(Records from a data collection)
-*-*-

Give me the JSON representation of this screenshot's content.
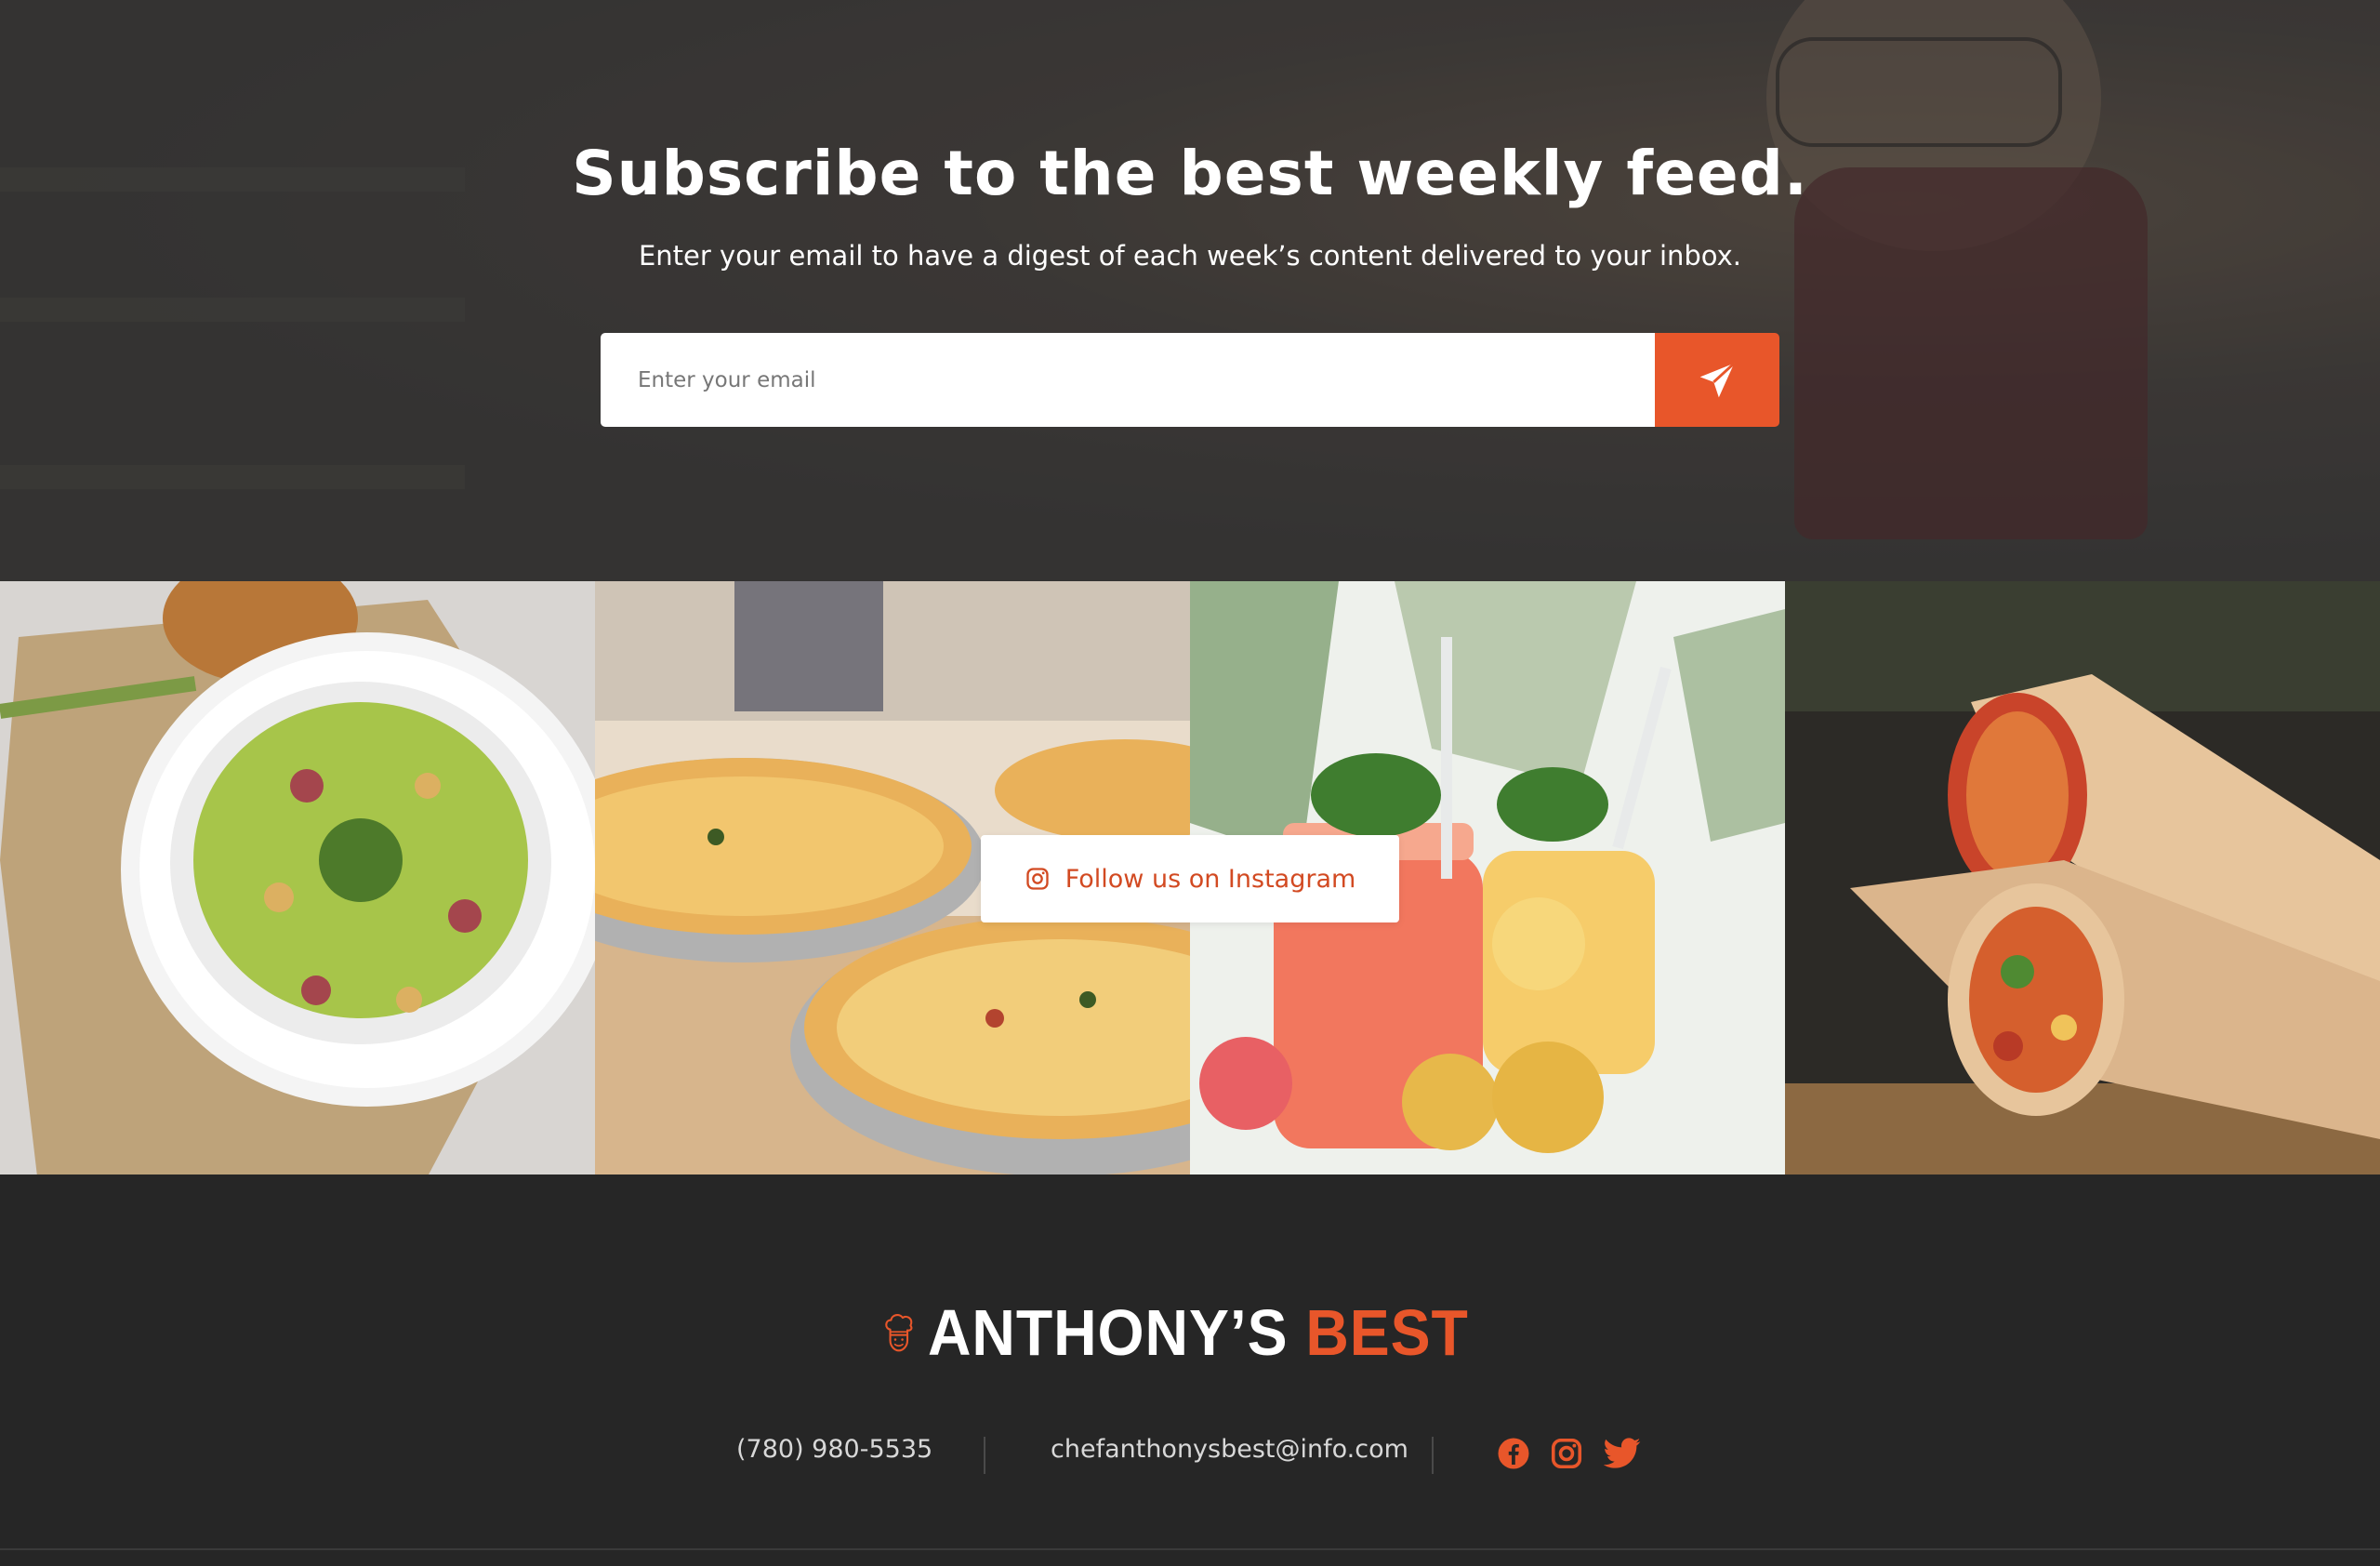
{
  "subscribe": {
    "title": "Subscribe to the best weekly feed.",
    "text": "Enter your email to have a digest of each week’s content delivered to your inbox.",
    "email_placeholder": "Enter your email",
    "send_icon": "send-icon"
  },
  "gallery": {
    "images": [
      "asparagus-soup-image",
      "quiche-image",
      "lemonade-image",
      "wrap-image"
    ],
    "instagram_label": "Follow us on Instagram",
    "instagram_icon": "instagram-icon"
  },
  "footer": {
    "brand_first": "ANTHONY’S",
    "brand_second": "BEST",
    "phone": "(780) 980-5535",
    "email": "chefanthonysbest@info.com",
    "social_icons": [
      "facebook-icon",
      "instagram-icon",
      "twitter-icon"
    ]
  },
  "colors": {
    "accent": "#e8562a",
    "footer_bg": "#262626",
    "text_light": "#ffffff"
  }
}
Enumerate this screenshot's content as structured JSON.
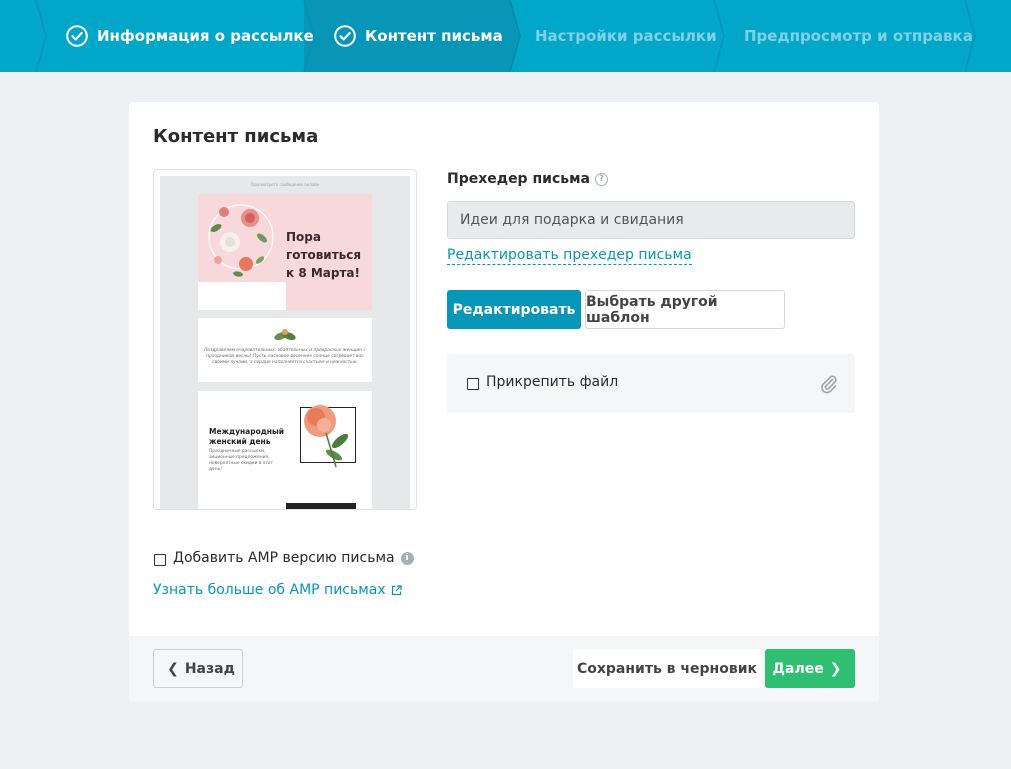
{
  "stepper": {
    "steps": [
      {
        "label": "Информация о рассылке",
        "state": "done"
      },
      {
        "label": "Контент письма",
        "state": "active"
      },
      {
        "label": "Настройки рассылки",
        "state": "pending"
      },
      {
        "label": "Предпросмотр и отправка",
        "state": "pending"
      }
    ]
  },
  "content": {
    "title": "Контент письма",
    "preview": {
      "top_link": "Просмотреть сообщение онлайн",
      "hero_title": "Пора готовиться к 8 Марта!",
      "greeting": "Поздравляем очаровательных, обаятельных и прекрасных женщин с праздником весны! Пусть ласковое весеннее солнце согревает вас своими лучами, а сердце наполняется счастьем и нежностью.",
      "block_title": "Международный женский день",
      "block_text": "Праздничные рассылки, акционные предложения, невероятные скидки в этот день!"
    },
    "preheader": {
      "label": "Прехедер письма",
      "value": "Идеи для подарка и свидания",
      "edit_link": "Редактировать прехедер письма"
    },
    "buttons": {
      "edit": "Редактировать",
      "choose_template": "Выбрать другой шаблон"
    },
    "attach": {
      "label": "Прикрепить файл",
      "checked": false
    },
    "amp": {
      "label": "Добавить AMP версию письма",
      "checked": false,
      "learn_more": "Узнать больше об AMP письмах"
    }
  },
  "footer": {
    "back": "Назад",
    "save_draft": "Сохранить в черновик",
    "next": "Далее"
  },
  "colors": {
    "stepper_bg": "#02a6c9",
    "stepper_active": "#0796b8",
    "primary": "#0796b8",
    "success": "#2ebf73"
  }
}
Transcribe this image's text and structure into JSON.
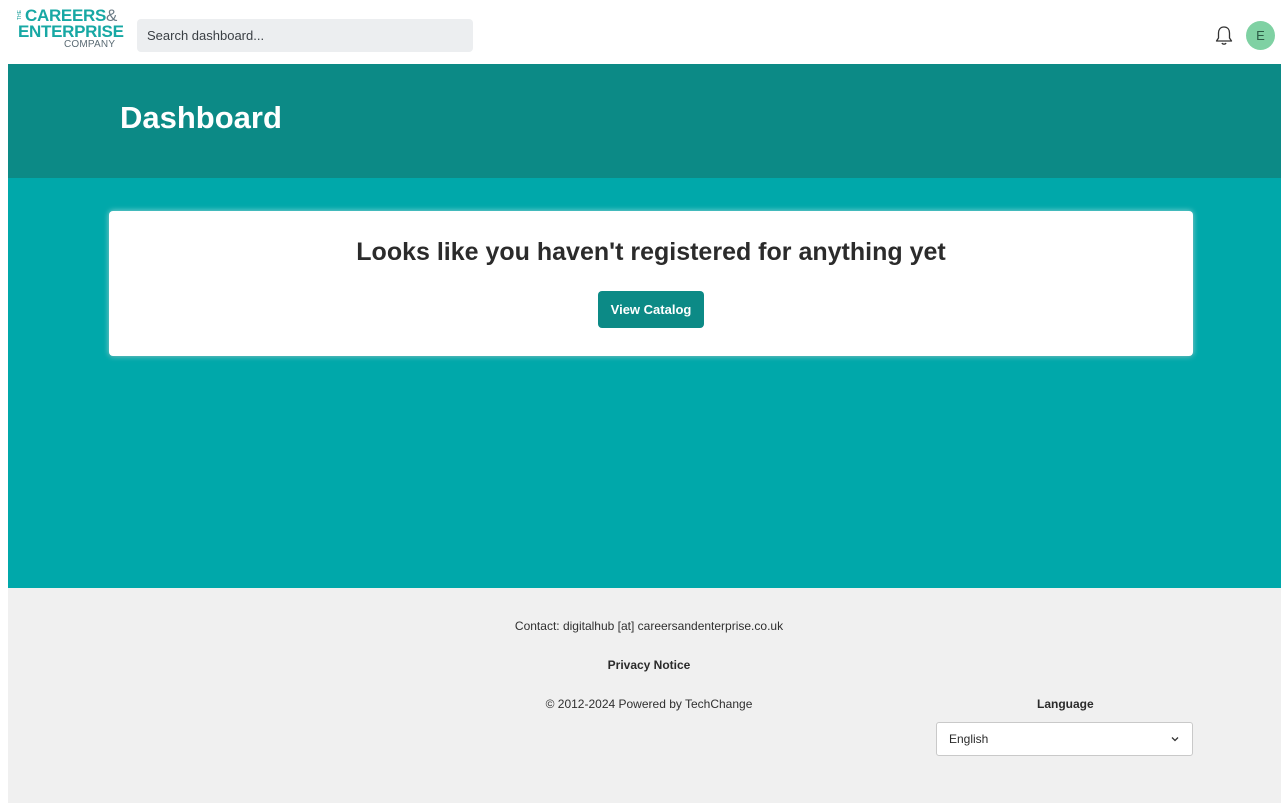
{
  "logo": {
    "the": "THE",
    "line1": "CAREERS",
    "amp": "&",
    "line2": "ENTERPRISE",
    "line3": "COMPANY"
  },
  "search": {
    "placeholder": "Search dashboard..."
  },
  "header": {
    "notification_icon": "bell-icon",
    "avatar_initial": "E"
  },
  "page": {
    "title": "Dashboard"
  },
  "empty_state": {
    "message": "Looks like you haven't registered for anything yet",
    "button_label": "View Catalog"
  },
  "footer": {
    "contact": "Contact:  digitalhub [at] careersandenterprise.co.uk",
    "privacy": "Privacy Notice",
    "copyright": "© 2012-2024  Powered by TechChange",
    "language_label": "Language",
    "language_value": "English"
  },
  "colors": {
    "header_band": "#0c8a86",
    "main_bg": "#00a8aa",
    "button": "#0c8a86",
    "avatar": "#7fd1a3",
    "footer_bg": "#f0f0f0"
  }
}
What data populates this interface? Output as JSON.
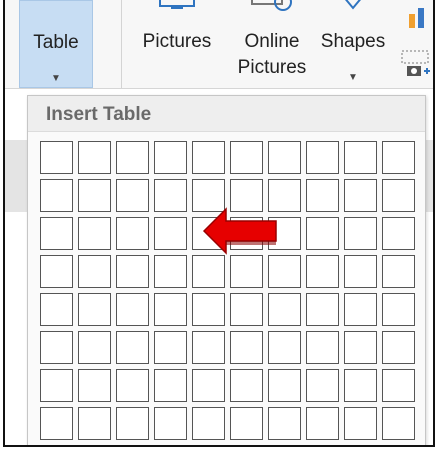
{
  "ribbon": {
    "table": {
      "label": "Table",
      "caret": "▼"
    },
    "pictures": {
      "label": "Pictures"
    },
    "online_pictures": {
      "label_line1": "Online",
      "label_line2": "Pictures"
    },
    "shapes": {
      "label": "Shapes",
      "caret": "▼"
    },
    "icons": {
      "picture_icon": "picture-icon",
      "online-picture-icon": "online-picture-icon",
      "shape-icon": "shape-icon",
      "chart-icon": "chart-icon",
      "screenshot-icon": "screenshot-icon"
    }
  },
  "insert_table": {
    "title": "Insert Table",
    "rows": 8,
    "columns": 10
  },
  "annotation": {
    "arrow_color": "#ff0000",
    "arrow_icon": "red-arrow-icon"
  },
  "colors": {
    "selected_button": "#c7ddf3",
    "chart_orange": "#f0a030",
    "chart_blue": "#3a78c4"
  }
}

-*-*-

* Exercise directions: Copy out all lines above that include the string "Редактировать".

* Solution for this task:
      "edit_link": "Редактировать прехедер письма"
      "edit": "Редактировать",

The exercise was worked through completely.